*** Begin section ***

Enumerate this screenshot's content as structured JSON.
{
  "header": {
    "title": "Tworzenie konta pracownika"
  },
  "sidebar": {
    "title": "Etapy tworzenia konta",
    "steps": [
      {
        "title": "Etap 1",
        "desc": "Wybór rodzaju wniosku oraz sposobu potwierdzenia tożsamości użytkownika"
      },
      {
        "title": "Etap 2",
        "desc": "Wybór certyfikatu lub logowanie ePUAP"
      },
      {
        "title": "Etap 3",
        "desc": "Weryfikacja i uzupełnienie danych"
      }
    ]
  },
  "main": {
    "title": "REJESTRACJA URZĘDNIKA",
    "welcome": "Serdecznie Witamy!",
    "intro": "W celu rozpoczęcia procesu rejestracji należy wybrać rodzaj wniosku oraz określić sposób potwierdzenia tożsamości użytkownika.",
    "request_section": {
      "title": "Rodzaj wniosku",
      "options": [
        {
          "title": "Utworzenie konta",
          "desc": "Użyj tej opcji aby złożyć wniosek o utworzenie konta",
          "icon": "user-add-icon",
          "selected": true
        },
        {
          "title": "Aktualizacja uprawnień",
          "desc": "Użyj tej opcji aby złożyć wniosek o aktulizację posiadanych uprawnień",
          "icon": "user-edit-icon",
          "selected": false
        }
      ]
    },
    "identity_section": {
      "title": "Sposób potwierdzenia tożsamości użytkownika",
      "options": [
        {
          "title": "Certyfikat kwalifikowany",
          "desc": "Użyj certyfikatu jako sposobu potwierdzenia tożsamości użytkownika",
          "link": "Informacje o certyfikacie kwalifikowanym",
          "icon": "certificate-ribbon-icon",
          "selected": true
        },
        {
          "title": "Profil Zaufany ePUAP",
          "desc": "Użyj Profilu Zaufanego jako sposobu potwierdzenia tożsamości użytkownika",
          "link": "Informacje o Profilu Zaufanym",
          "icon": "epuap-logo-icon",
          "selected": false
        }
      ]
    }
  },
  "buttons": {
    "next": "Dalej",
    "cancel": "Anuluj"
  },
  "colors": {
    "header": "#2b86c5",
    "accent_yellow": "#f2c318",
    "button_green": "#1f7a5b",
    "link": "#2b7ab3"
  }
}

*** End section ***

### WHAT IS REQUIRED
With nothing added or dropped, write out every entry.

### ANSWER TO THE PROBLEM
Enumerate this screenshot's content as structured JSON.
{
  "header": {
    "title": "Tworzenie konta pracownika"
  },
  "sidebar": {
    "title": "Etapy tworzenia konta",
    "steps": [
      {
        "title": "Etap 1",
        "desc": "Wybór rodzaju wniosku oraz sposobu potwierdzenia tożsamości użytkownika"
      },
      {
        "title": "Etap 2",
        "desc": "Wybór certyfikatu lub logowanie ePUAP"
      },
      {
        "title": "Etap 3",
        "desc": "Weryfikacja i uzupełnienie danych"
      }
    ]
  },
  "main": {
    "title": "REJESTRACJA URZĘDNIKA",
    "welcome": "Serdecznie Witamy!",
    "intro": "W celu rozpoczęcia procesu rejestracji należy wybrać rodzaj wniosku oraz określić sposób potwierdzenia tożsamości użytkownika.",
    "request_section": {
      "title": "Rodzaj wniosku",
      "options": [
        {
          "title": "Utworzenie konta",
          "desc": "Użyj tej opcji aby złożyć wniosek o utworzenie konta",
          "icon": "user-add-icon",
          "selected": true
        },
        {
          "title": "Aktualizacja uprawnień",
          "desc": "Użyj tej opcji aby złożyć wniosek o aktulizację posiadanych uprawnień",
          "icon": "user-edit-icon",
          "selected": false
        }
      ]
    },
    "identity_section": {
      "title": "Sposób potwierdzenia tożsamości użytkownika",
      "options": [
        {
          "title": "Certyfikat kwalifikowany",
          "desc": "Użyj certyfikatu jako sposobu potwierdzenia tożsamości użytkownika",
          "link": "Informacje o certyfikacie kwalifikowanym",
          "icon": "certificate-ribbon-icon",
          "selected": true
        },
        {
          "title": "Profil Zaufany ePUAP",
          "desc": "Użyj Profilu Zaufanego jako sposobu potwierdzenia tożsamości użytkownika",
          "link": "Informacje o Profilu Zaufanym",
          "icon": "epuap-logo-icon",
          "selected": false
        }
      ]
    }
  },
  "buttons": {
    "next": "Dalej",
    "cancel": "Anuluj"
  },
  "colors": {
    "header": "#2b86c5",
    "accent_yellow": "#f2c318",
    "button_green": "#1f7a5b",
    "link": "#2b7ab3"
  }
}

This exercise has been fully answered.